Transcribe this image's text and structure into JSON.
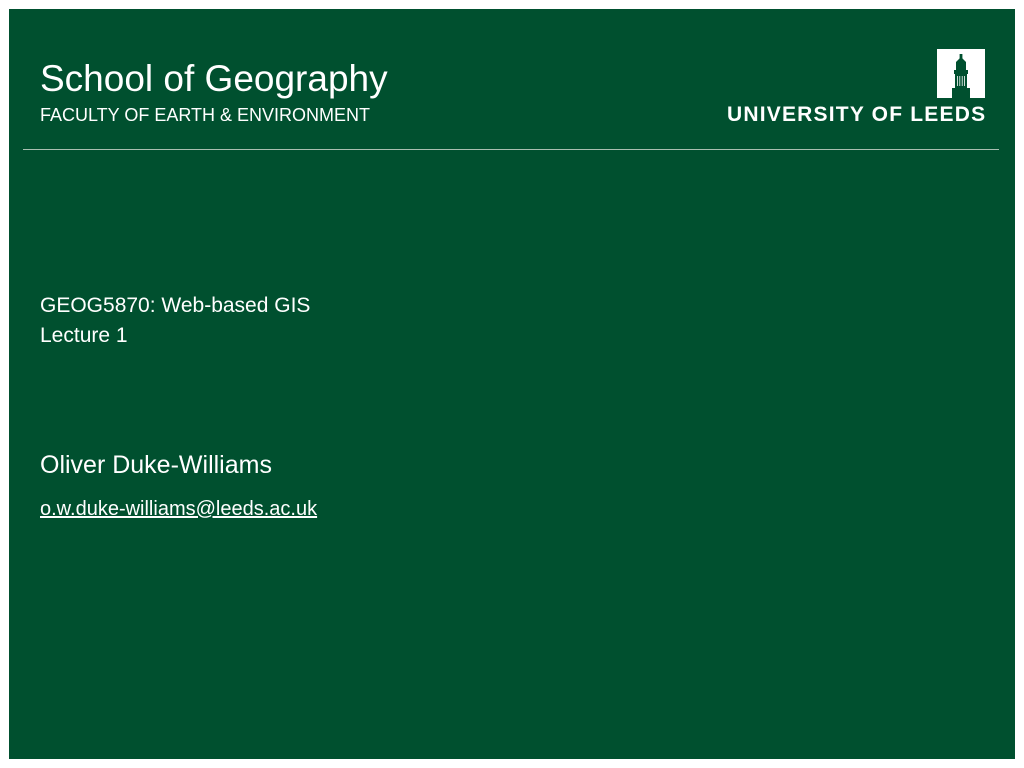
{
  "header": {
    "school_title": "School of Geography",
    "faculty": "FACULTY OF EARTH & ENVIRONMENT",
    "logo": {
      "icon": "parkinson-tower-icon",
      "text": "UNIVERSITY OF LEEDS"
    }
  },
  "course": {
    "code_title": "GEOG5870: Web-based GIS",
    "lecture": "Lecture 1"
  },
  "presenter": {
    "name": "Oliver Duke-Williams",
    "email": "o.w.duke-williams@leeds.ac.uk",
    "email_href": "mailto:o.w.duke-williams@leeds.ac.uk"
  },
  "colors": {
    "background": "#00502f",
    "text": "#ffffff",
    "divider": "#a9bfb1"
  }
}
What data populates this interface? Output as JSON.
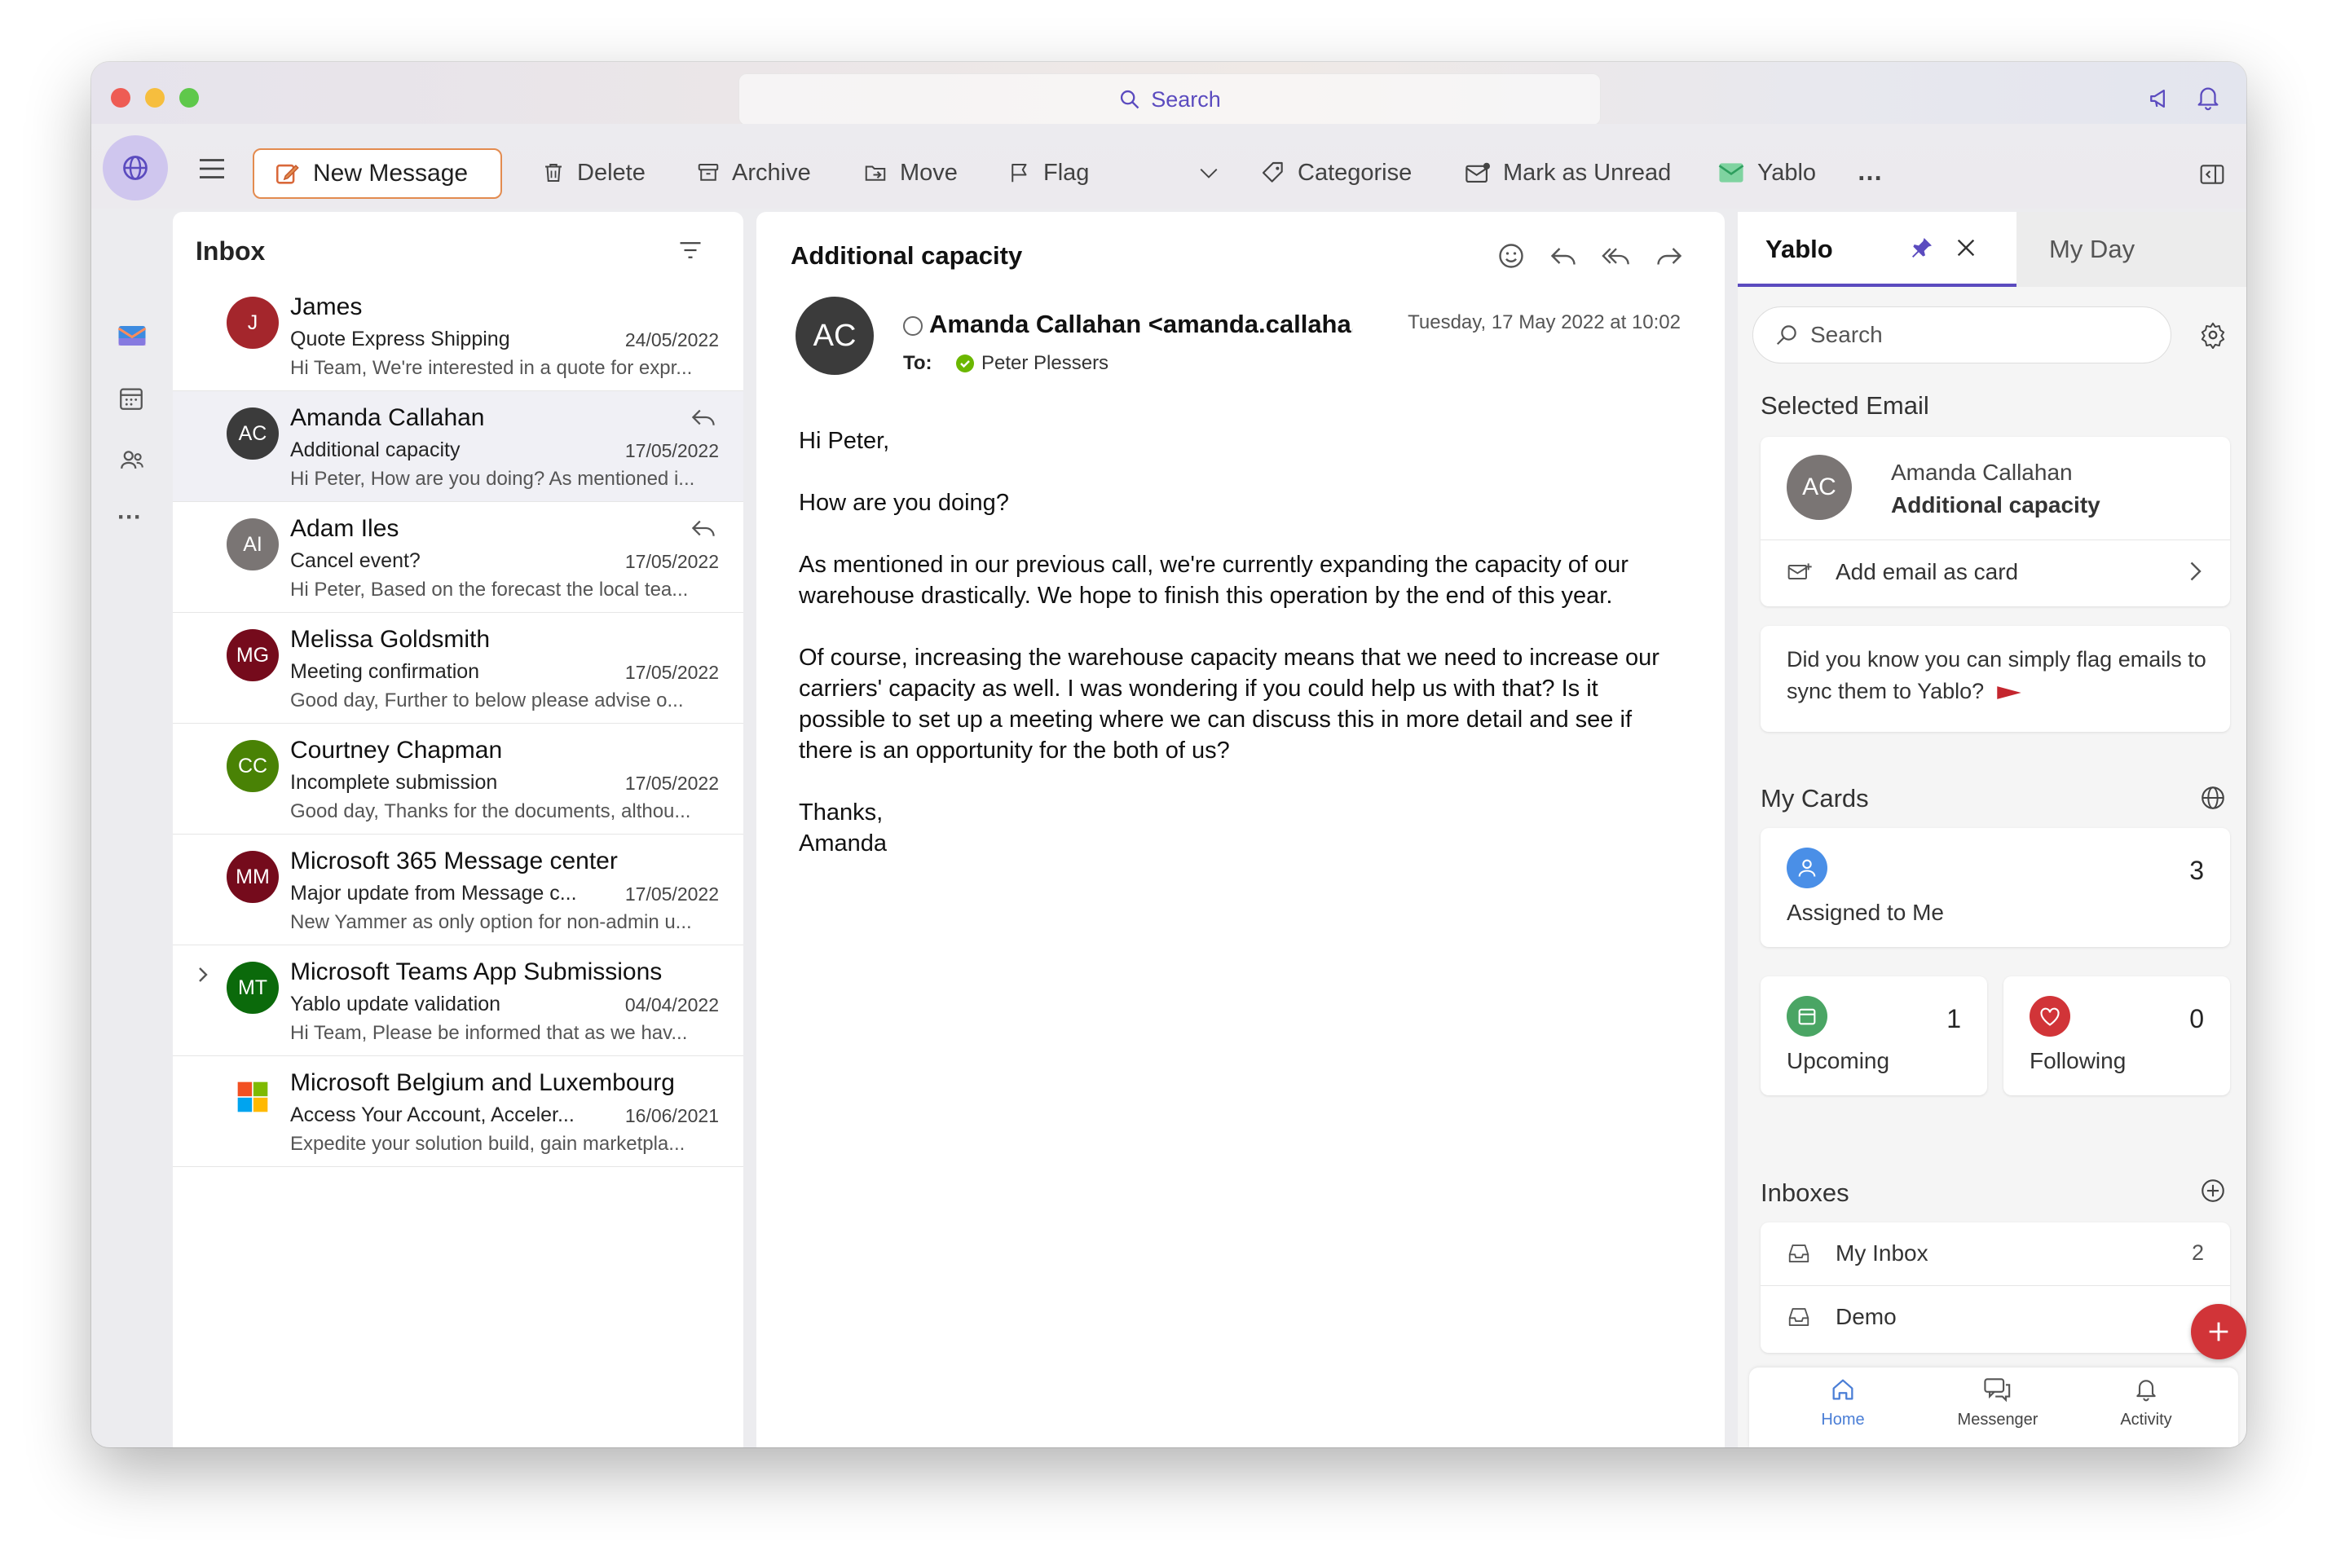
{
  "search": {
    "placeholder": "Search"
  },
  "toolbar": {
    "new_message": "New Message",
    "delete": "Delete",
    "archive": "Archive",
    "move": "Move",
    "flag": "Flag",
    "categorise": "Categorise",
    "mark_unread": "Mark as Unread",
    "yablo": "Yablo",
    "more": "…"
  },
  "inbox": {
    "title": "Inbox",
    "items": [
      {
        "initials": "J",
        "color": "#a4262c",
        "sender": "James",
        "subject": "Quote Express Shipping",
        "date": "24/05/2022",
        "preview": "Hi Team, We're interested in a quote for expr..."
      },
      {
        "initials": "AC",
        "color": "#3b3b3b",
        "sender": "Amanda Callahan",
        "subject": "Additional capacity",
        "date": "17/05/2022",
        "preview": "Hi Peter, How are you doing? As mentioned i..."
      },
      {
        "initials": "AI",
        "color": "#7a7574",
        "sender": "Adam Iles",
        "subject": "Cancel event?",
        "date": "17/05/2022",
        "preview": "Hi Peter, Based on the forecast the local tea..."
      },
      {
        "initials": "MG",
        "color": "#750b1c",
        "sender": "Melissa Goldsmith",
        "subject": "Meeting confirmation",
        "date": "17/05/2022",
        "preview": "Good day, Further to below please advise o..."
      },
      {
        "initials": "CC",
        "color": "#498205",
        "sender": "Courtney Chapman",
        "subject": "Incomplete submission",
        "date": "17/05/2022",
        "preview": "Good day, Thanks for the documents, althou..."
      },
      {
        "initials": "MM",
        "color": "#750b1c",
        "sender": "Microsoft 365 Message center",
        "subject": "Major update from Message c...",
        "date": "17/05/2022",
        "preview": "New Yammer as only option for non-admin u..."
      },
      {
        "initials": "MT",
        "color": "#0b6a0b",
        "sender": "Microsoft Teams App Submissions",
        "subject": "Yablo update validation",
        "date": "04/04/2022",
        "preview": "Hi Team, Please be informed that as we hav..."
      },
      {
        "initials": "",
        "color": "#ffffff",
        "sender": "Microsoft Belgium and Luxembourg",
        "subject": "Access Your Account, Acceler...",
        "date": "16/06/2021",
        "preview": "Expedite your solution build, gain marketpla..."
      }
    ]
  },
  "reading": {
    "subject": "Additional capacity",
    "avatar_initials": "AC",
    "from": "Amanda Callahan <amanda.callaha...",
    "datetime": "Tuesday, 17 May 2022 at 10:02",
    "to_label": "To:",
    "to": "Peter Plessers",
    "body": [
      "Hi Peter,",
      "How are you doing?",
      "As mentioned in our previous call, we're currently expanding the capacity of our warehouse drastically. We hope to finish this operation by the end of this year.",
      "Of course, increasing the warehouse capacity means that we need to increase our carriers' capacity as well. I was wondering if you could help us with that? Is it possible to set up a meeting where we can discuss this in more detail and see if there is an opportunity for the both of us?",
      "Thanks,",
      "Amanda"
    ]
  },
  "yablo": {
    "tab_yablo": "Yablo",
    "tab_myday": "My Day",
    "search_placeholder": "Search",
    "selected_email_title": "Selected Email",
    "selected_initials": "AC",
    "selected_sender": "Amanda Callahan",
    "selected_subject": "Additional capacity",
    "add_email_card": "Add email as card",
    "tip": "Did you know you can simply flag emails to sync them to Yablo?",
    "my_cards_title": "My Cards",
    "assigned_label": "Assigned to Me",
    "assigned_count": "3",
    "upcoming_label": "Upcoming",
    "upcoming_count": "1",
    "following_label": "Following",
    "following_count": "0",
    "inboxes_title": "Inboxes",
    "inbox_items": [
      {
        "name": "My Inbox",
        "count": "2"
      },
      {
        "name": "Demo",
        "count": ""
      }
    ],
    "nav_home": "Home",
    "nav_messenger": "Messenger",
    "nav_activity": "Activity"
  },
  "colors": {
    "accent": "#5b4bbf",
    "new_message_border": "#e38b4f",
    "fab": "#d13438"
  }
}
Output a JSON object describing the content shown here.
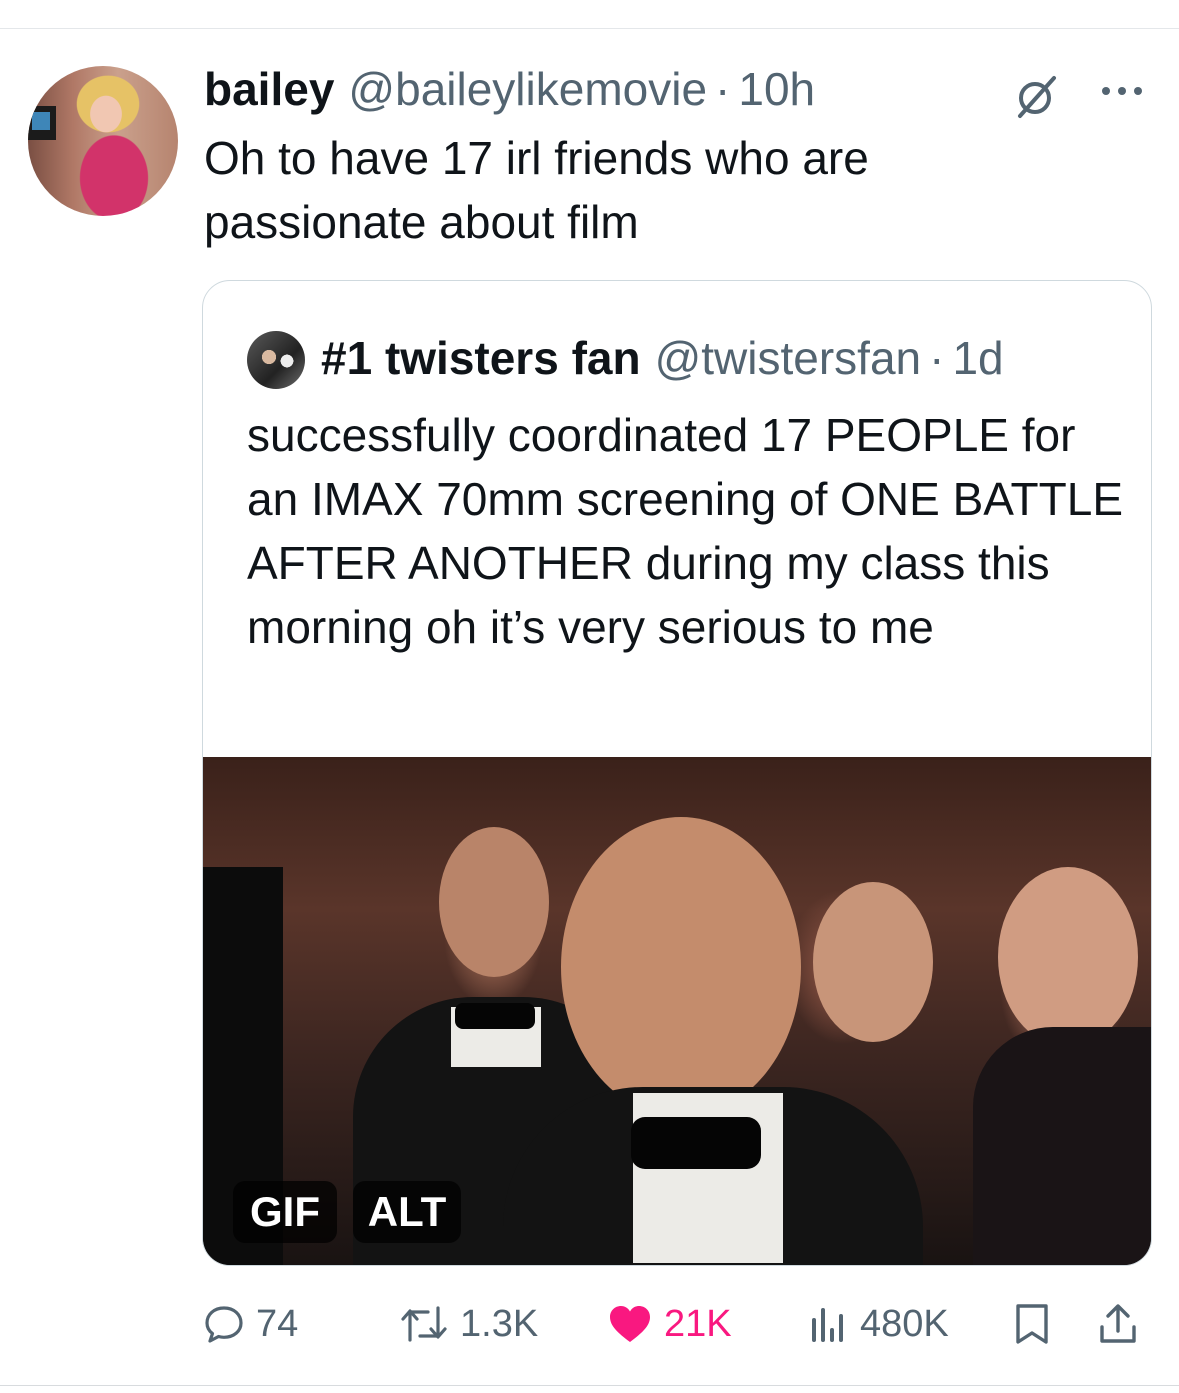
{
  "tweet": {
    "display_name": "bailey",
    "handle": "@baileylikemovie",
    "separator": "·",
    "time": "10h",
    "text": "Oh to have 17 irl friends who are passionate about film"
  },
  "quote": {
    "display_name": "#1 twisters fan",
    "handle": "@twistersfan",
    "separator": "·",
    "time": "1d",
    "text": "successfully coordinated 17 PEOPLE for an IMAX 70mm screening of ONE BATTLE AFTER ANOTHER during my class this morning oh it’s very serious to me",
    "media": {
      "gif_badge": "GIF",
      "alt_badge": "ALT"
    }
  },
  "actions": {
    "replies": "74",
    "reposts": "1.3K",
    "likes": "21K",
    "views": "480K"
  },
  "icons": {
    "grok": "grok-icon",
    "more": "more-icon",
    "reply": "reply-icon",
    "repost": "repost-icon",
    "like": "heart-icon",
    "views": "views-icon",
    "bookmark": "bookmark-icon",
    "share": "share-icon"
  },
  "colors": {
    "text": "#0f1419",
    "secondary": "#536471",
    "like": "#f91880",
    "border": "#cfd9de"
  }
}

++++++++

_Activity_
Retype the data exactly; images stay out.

_Response_
Transcribe this image's text and structure into JSON.
{
  "header": {
    "school_title": "School of Geography",
    "faculty": "FACULTY OF EARTH & ENVIRONMENT",
    "logo": {
      "icon": "parkinson-tower-icon",
      "text": "UNIVERSITY OF LEEDS"
    }
  },
  "course": {
    "code_title": "GEOG5870: Web-based GIS",
    "lecture": "Lecture 1"
  },
  "presenter": {
    "name": "Oliver Duke-Williams",
    "email": "o.w.duke-williams@leeds.ac.uk",
    "email_href": "mailto:o.w.duke-williams@leeds.ac.uk"
  },
  "colors": {
    "background": "#00502f",
    "text": "#ffffff",
    "divider": "#a9bfb1"
  }
}
What data populates this interface? Output as JSON.
{
  "search": {
    "placeholder": "Search"
  },
  "toolbar": {
    "new_message": "New Message",
    "delete": "Delete",
    "archive": "Archive",
    "move": "Move",
    "flag": "Flag",
    "categorise": "Categorise",
    "mark_unread": "Mark as Unread",
    "yablo": "Yablo",
    "more": "…"
  },
  "inbox": {
    "title": "Inbox",
    "items": [
      {
        "initials": "J",
        "color": "#a4262c",
        "sender": "James",
        "subject": "Quote Express Shipping",
        "date": "24/05/2022",
        "preview": "Hi Team, We're interested in a quote for expr..."
      },
      {
        "initials": "AC",
        "color": "#3b3b3b",
        "sender": "Amanda Callahan",
        "subject": "Additional capacity",
        "date": "17/05/2022",
        "preview": "Hi Peter, How are you doing? As mentioned i..."
      },
      {
        "initials": "AI",
        "color": "#7a7574",
        "sender": "Adam Iles",
        "subject": "Cancel event?",
        "date": "17/05/2022",
        "preview": "Hi Peter, Based on the forecast the local tea..."
      },
      {
        "initials": "MG",
        "color": "#750b1c",
        "sender": "Melissa Goldsmith",
        "subject": "Meeting confirmation",
        "date": "17/05/2022",
        "preview": "Good day, Further to below please advise o..."
      },
      {
        "initials": "CC",
        "color": "#498205",
        "sender": "Courtney Chapman",
        "subject": "Incomplete submission",
        "date": "17/05/2022",
        "preview": "Good day, Thanks for the documents, althou..."
      },
      {
        "initials": "MM",
        "color": "#750b1c",
        "sender": "Microsoft 365 Message center",
        "subject": "Major update from Message c...",
        "date": "17/05/2022",
        "preview": "New Yammer as only option for non-admin u..."
      },
      {
        "initials": "MT",
        "color": "#0b6a0b",
        "sender": "Microsoft Teams App Submissions",
        "subject": "Yablo update validation",
        "date": "04/04/2022",
        "preview": "Hi Team, Please be informed that as we hav..."
      },
      {
        "initials": "",
        "color": "#ffffff",
        "sender": "Microsoft Belgium and Luxembourg",
        "subject": "Access Your Account, Acceler...",
        "date": "16/06/2021",
        "preview": "Expedite your solution build, gain marketpla..."
      }
    ]
  },
  "reading": {
    "subject": "Additional capacity",
    "avatar_initials": "AC",
    "from": "Amanda Callahan <amanda.callaha...",
    "datetime": "Tuesday, 17 May 2022 at 10:02",
    "to_label": "To:",
    "to": "Peter Plessers",
    "body": [
      "Hi Peter,",
      "How are you doing?",
      "As mentioned in our previous call, we're currently expanding the capacity of our warehouse drastically. We hope to finish this operation by the end of this year.",
      "Of course, increasing the warehouse capacity means that we need to increase our carriers' capacity as well. I was wondering if you could help us with that? Is it possible to set up a meeting where we can discuss this in more detail and see if there is an opportunity for the both of us?",
      "Thanks,",
      "Amanda"
    ]
  },
  "yablo": {
    "tab_yablo": "Yablo",
    "tab_myday": "My Day",
    "search_placeholder": "Search",
    "selected_email_title": "Selected Email",
    "selected_initials": "AC",
    "selected_sender": "Amanda Callahan",
    "selected_subject": "Additional capacity",
    "add_email_card": "Add email as card",
    "tip": "Did you know you can simply flag emails to sync them to Yablo?",
    "my_cards_title": "My Cards",
    "assigned_label": "Assigned to Me",
    "assigned_count": "3",
    "upcoming_label": "Upcoming",
    "upcoming_count": "1",
    "following_label": "Following",
    "following_count": "0",
    "inboxes_title": "Inboxes",
    "inbox_items": [
      {
        "name": "My Inbox",
        "count": "2"
      },
      {
        "name": "Demo",
        "count": ""
      }
    ],
    "nav_home": "Home",
    "nav_messenger": "Messenger",
    "nav_activity": "Activity"
  },
  "colors": {
    "accent": "#5b4bbf",
    "new_message_border": "#e38b4f",
    "fab": "#d13438"
  }
}
Output a JSON object describing the content shown here.
{
  "tweet": {
    "display_name": "bailey",
    "handle": "@baileylikemovie",
    "separator": "·",
    "time": "10h",
    "text": "Oh to have 17 irl friends who are passionate about film"
  },
  "quote": {
    "display_name": "#1 twisters fan",
    "handle": "@twistersfan",
    "separator": "·",
    "time": "1d",
    "text": "successfully coordinated 17 PEOPLE for an IMAX 70mm screening of ONE BATTLE AFTER ANOTHER during my class this morning oh it’s very serious to me",
    "media": {
      "gif_badge": "GIF",
      "alt_badge": "ALT"
    }
  },
  "actions": {
    "replies": "74",
    "reposts": "1.3K",
    "likes": "21K",
    "views": "480K"
  },
  "icons": {
    "grok": "grok-icon",
    "more": "more-icon",
    "reply": "reply-icon",
    "repost": "repost-icon",
    "like": "heart-icon",
    "views": "views-icon",
    "bookmark": "bookmark-icon",
    "share": "share-icon"
  },
  "colors": {
    "text": "#0f1419",
    "secondary": "#536471",
    "like": "#f91880",
    "border": "#cfd9de"
  }
}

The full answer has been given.